REQUIREMENT
Copy the whole listing below exactly, with nothing left out.

○ ○ ○

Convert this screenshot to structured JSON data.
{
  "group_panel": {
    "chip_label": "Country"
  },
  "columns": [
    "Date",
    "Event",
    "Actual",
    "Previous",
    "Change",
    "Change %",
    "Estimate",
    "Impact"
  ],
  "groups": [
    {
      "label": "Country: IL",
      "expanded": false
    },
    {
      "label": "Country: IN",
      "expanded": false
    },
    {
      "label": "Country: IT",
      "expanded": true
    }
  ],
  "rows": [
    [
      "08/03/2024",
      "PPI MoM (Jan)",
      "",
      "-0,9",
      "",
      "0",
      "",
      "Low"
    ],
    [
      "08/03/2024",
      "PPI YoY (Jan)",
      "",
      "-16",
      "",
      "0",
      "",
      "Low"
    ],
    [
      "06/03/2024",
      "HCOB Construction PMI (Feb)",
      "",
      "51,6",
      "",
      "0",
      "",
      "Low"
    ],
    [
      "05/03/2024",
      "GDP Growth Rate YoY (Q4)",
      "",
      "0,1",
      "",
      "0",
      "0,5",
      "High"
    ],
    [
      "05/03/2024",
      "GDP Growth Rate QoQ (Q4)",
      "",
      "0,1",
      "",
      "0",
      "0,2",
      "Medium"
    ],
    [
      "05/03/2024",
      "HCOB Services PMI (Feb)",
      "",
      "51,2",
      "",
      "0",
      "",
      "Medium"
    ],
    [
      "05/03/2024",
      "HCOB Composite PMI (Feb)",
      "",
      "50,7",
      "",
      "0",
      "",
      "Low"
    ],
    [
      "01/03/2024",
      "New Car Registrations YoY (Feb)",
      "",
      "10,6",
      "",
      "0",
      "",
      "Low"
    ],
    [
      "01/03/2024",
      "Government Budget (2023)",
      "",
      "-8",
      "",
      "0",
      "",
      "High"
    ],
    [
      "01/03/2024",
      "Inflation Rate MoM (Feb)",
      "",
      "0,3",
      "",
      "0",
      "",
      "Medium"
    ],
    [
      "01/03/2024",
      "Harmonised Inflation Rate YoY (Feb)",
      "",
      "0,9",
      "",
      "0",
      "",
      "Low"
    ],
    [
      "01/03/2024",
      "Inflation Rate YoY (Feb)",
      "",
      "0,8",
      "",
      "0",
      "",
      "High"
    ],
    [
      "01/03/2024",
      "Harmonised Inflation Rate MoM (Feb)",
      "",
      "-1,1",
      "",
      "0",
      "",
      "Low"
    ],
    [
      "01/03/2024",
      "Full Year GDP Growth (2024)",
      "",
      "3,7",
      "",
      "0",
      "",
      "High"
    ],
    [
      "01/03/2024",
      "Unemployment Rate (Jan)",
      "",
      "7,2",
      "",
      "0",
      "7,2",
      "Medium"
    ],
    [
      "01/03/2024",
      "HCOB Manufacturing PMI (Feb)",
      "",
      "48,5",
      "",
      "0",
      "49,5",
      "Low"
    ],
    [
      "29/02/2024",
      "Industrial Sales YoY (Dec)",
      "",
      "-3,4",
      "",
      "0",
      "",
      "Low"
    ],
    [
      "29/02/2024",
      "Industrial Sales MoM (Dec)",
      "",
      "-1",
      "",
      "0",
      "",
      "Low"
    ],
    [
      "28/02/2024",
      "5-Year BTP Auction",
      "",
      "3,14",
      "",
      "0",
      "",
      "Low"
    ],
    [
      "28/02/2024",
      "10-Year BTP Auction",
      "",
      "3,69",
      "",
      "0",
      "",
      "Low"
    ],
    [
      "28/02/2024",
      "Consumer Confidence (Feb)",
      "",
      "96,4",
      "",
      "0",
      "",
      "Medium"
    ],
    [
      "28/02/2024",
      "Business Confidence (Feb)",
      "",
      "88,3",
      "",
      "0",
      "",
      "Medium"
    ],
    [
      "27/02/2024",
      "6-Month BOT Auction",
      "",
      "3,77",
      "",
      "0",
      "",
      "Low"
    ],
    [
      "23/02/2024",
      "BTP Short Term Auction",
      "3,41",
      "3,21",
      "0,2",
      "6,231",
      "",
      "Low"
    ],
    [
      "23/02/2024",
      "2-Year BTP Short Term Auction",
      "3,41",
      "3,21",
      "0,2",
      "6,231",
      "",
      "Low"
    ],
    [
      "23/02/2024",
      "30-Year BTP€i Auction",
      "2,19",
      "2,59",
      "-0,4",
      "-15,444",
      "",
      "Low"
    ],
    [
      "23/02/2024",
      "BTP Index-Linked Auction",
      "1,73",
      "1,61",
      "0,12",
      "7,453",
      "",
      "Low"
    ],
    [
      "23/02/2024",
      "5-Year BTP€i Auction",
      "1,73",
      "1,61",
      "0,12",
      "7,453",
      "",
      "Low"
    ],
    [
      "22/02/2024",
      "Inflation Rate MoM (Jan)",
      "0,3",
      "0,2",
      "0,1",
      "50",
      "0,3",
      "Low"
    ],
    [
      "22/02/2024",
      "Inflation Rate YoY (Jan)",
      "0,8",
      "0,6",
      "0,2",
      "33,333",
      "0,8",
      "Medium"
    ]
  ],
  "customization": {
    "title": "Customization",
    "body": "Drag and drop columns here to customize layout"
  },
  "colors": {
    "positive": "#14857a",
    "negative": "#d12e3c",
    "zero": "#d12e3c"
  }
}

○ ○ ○

WORKED SOLUTION
Convert this screenshot to structured JSON data.
{
  "group_panel": {
    "chip_label": "Country"
  },
  "columns": [
    "Date",
    "Event",
    "Actual",
    "Previous",
    "Change",
    "Change %",
    "Estimate",
    "Impact"
  ],
  "groups": [
    {
      "label": "Country: IL",
      "expanded": false
    },
    {
      "label": "Country: IN",
      "expanded": false
    },
    {
      "label": "Country: IT",
      "expanded": true
    }
  ],
  "rows": [
    [
      "08/03/2024",
      "PPI MoM (Jan)",
      "",
      "-0,9",
      "",
      "0",
      "",
      "Low"
    ],
    [
      "08/03/2024",
      "PPI YoY (Jan)",
      "",
      "-16",
      "",
      "0",
      "",
      "Low"
    ],
    [
      "06/03/2024",
      "HCOB Construction PMI (Feb)",
      "",
      "51,6",
      "",
      "0",
      "",
      "Low"
    ],
    [
      "05/03/2024",
      "GDP Growth Rate YoY (Q4)",
      "",
      "0,1",
      "",
      "0",
      "0,5",
      "High"
    ],
    [
      "05/03/2024",
      "GDP Growth Rate QoQ (Q4)",
      "",
      "0,1",
      "",
      "0",
      "0,2",
      "Medium"
    ],
    [
      "05/03/2024",
      "HCOB Services PMI (Feb)",
      "",
      "51,2",
      "",
      "0",
      "",
      "Medium"
    ],
    [
      "05/03/2024",
      "HCOB Composite PMI (Feb)",
      "",
      "50,7",
      "",
      "0",
      "",
      "Low"
    ],
    [
      "01/03/2024",
      "New Car Registrations YoY (Feb)",
      "",
      "10,6",
      "",
      "0",
      "",
      "Low"
    ],
    [
      "01/03/2024",
      "Government Budget (2023)",
      "",
      "-8",
      "",
      "0",
      "",
      "High"
    ],
    [
      "01/03/2024",
      "Inflation Rate MoM (Feb)",
      "",
      "0,3",
      "",
      "0",
      "",
      "Medium"
    ],
    [
      "01/03/2024",
      "Harmonised Inflation Rate YoY (Feb)",
      "",
      "0,9",
      "",
      "0",
      "",
      "Low"
    ],
    [
      "01/03/2024",
      "Inflation Rate YoY (Feb)",
      "",
      "0,8",
      "",
      "0",
      "",
      "High"
    ],
    [
      "01/03/2024",
      "Harmonised Inflation Rate MoM (Feb)",
      "",
      "-1,1",
      "",
      "0",
      "",
      "Low"
    ],
    [
      "01/03/2024",
      "Full Year GDP Growth (2024)",
      "",
      "3,7",
      "",
      "0",
      "",
      "High"
    ],
    [
      "01/03/2024",
      "Unemployment Rate (Jan)",
      "",
      "7,2",
      "",
      "0",
      "7,2",
      "Medium"
    ],
    [
      "01/03/2024",
      "HCOB Manufacturing PMI (Feb)",
      "",
      "48,5",
      "",
      "0",
      "49,5",
      "Low"
    ],
    [
      "29/02/2024",
      "Industrial Sales YoY (Dec)",
      "",
      "-3,4",
      "",
      "0",
      "",
      "Low"
    ],
    [
      "29/02/2024",
      "Industrial Sales MoM (Dec)",
      "",
      "-1",
      "",
      "0",
      "",
      "Low"
    ],
    [
      "28/02/2024",
      "5-Year BTP Auction",
      "",
      "3,14",
      "",
      "0",
      "",
      "Low"
    ],
    [
      "28/02/2024",
      "10-Year BTP Auction",
      "",
      "3,69",
      "",
      "0",
      "",
      "Low"
    ],
    [
      "28/02/2024",
      "Consumer Confidence (Feb)",
      "",
      "96,4",
      "",
      "0",
      "",
      "Medium"
    ],
    [
      "28/02/2024",
      "Business Confidence (Feb)",
      "",
      "88,3",
      "",
      "0",
      "",
      "Medium"
    ],
    [
      "27/02/2024",
      "6-Month BOT Auction",
      "",
      "3,77",
      "",
      "0",
      "",
      "Low"
    ],
    [
      "23/02/2024",
      "BTP Short Term Auction",
      "3,41",
      "3,21",
      "0,2",
      "6,231",
      "",
      "Low"
    ],
    [
      "23/02/2024",
      "2-Year BTP Short Term Auction",
      "3,41",
      "3,21",
      "0,2",
      "6,231",
      "",
      "Low"
    ],
    [
      "23/02/2024",
      "30-Year BTP€i Auction",
      "2,19",
      "2,59",
      "-0,4",
      "-15,444",
      "",
      "Low"
    ],
    [
      "23/02/2024",
      "BTP Index-Linked Auction",
      "1,73",
      "1,61",
      "0,12",
      "7,453",
      "",
      "Low"
    ],
    [
      "23/02/2024",
      "5-Year BTP€i Auction",
      "1,73",
      "1,61",
      "0,12",
      "7,453",
      "",
      "Low"
    ],
    [
      "22/02/2024",
      "Inflation Rate MoM (Jan)",
      "0,3",
      "0,2",
      "0,1",
      "50",
      "0,3",
      "Low"
    ],
    [
      "22/02/2024",
      "Inflation Rate YoY (Jan)",
      "0,8",
      "0,6",
      "0,2",
      "33,333",
      "0,8",
      "Medium"
    ]
  ],
  "customization": {
    "title": "Customization",
    "body": "Drag and drop columns here to customize layout"
  },
  "colors": {
    "positive": "#14857a",
    "negative": "#d12e3c",
    "zero": "#d12e3c"
  }
}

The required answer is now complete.